Children are the worst hit in the outbreak of meningitis in Zamfara State as hospitals and health care centres in the state struggle to keep up with the rising number of cases.
In the centres our correspondent visited on Saturday in the state capital, Gusau, several meningitis patients, especially children, lay on bare floors outside the premises of hospital wards, which have run out of bed-spaces.
Several health workers told SUNDAY PUNCH that the primary health centres in the state were overwhelmed due to the outbreak, noting that cases have continued to rise owing to a combination of factors, including the lack of bed spaces at the centres and general hospitals, lack of facilities and shortage of medical personnel to handle the outbreak in the state.
At the Shehu Shagari Primary Health Care centre, visited by our correspondent, many children were seen writhing in pain.
Health workers said they were overwhelmed by the number of patients they had to treat daily.
At one of the hallways opposite the filled meningitis ward, a number of children aged between 10 and 13 lay motionless, surrounded by their worried loved ones who called out to hospital staff to attend to the patients. About an hour later, one of the health attendants came to administer treatment on two children gasping for breath.

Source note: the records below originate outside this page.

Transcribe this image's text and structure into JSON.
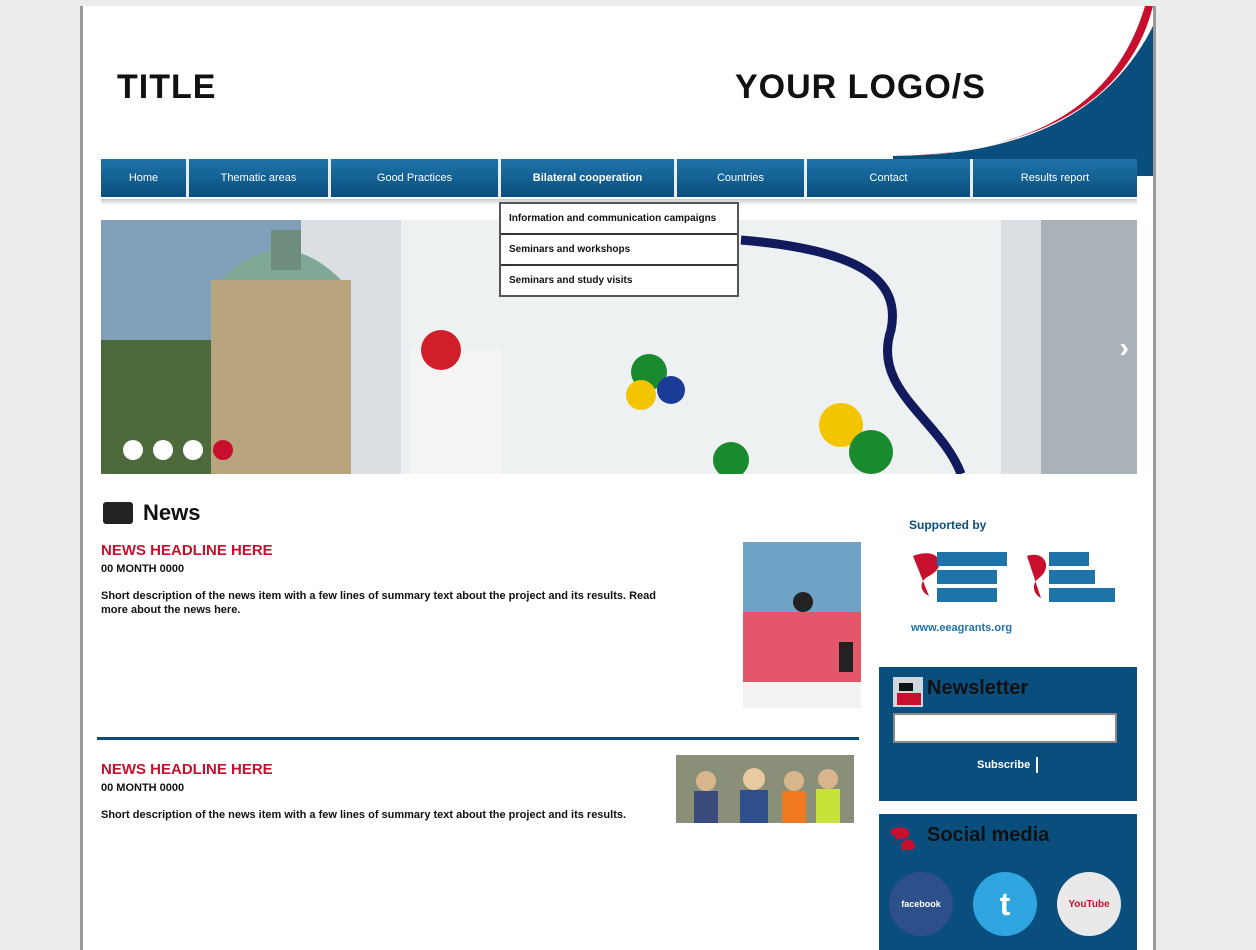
{
  "header": {
    "title": "TITLE",
    "logo_text": "YOUR LOGO/S"
  },
  "nav": {
    "items": [
      {
        "label": "Home"
      },
      {
        "label": "Thematic areas"
      },
      {
        "label": "Good Practices"
      },
      {
        "label": "Bilateral cooperation",
        "active": true
      },
      {
        "label": "Countries"
      },
      {
        "label": "Contact"
      },
      {
        "label": "Results report"
      }
    ],
    "dropdown": [
      {
        "label": "Information and communication campaigns"
      },
      {
        "label": "Seminars and workshops"
      },
      {
        "label": "Seminars and study visits"
      }
    ]
  },
  "slider": {
    "next_glyph": "›",
    "dot_count": 4,
    "active_dot": 3
  },
  "news": {
    "heading": "News",
    "articles": [
      {
        "title": "NEWS HEADLINE HERE",
        "date": "00 MONTH 0000",
        "body": "Short description of the news item with a few lines of summary text about the project and its results. Read more about the news here."
      },
      {
        "title": "NEWS HEADLINE HERE",
        "date": "00 MONTH 0000",
        "body": "Short description of the news item with a few lines of summary text about the project and its results."
      }
    ]
  },
  "sidebar": {
    "supported_by": "Supported by",
    "partner_link": "www.eeagrants.org",
    "newsletter": {
      "title": "Newsletter",
      "input_placeholder": "",
      "button": "Subscribe"
    },
    "social": {
      "title": "Social media",
      "facebook": "facebook",
      "twitter": "t",
      "youtube": "YouTube"
    }
  },
  "colors": {
    "brand_blue": "#0a4e7e",
    "accent_red": "#c8102e",
    "nav_blue": "#1e73a8"
  },
  "icons": [
    "news-icon",
    "newsletter-icon",
    "social-media-icon",
    "facebook-icon",
    "twitter-icon",
    "youtube-icon"
  ]
}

Our correspondent gathered that two children had died the previous day, adding to the number of deaths recorded in the hospital, which had only three doctors to attend to the patients.
The doctor in charge of the hospital, Dr. Bashir Ali, was seen attending to different patients as he could hardly stay in one ward.
“I cannot speak to you on the issue without an authorisation from the state ministry of health to do so. The directive has to come from the director of public health,” Ali told SUNDAY PUNCH.
However, one of the health workers in the hospital said the number of cases and deaths had risen in the last three weeks.
At the Shehu Shagari Hospital, hundreds of children were being given vaccination for the disease. One of the nurses administering the vaccination said the vaccines were donated by the World Health Organisation only a few days ago.
Similarly, in the PHC in Kwanta, Gusau, there was no bed-space for patients as some were seen in the hallways outside the wards.
Our correspondent also gathered that, unlike Shehu Shagari Hospital, the health centre had no vaccine supplies.
The doctor at the centre explained that they did not have enough bed-spaces and could not cope with the number of patients.
The doctor noted that the lack of facilities and laboratory at the centre meant they had to rely on guesswork and symptoms to determine if the patients were suffering from meningitis or not.
“We are overwhelmed. As you can see, we don’t have any more bed-space. We are still awaiting the results of the samples we sent to the ministry of health,” he said.
It was the same scenario at the PHC, Damba, in Gusau.
Over 200 persons, mostly children, have been killed by meningitis in the state.
When contacted, the Secretary to the State Government, Prof. Abdullahi Shinkafi, who is also the Chairman of the Committee on the Prevention and Control of Meningitis in the state, told SUNDAY PUNCH that he could not give accurate figures on the casualties immediately.
“We will be having a technical review meeting later. Please call me later,” he said.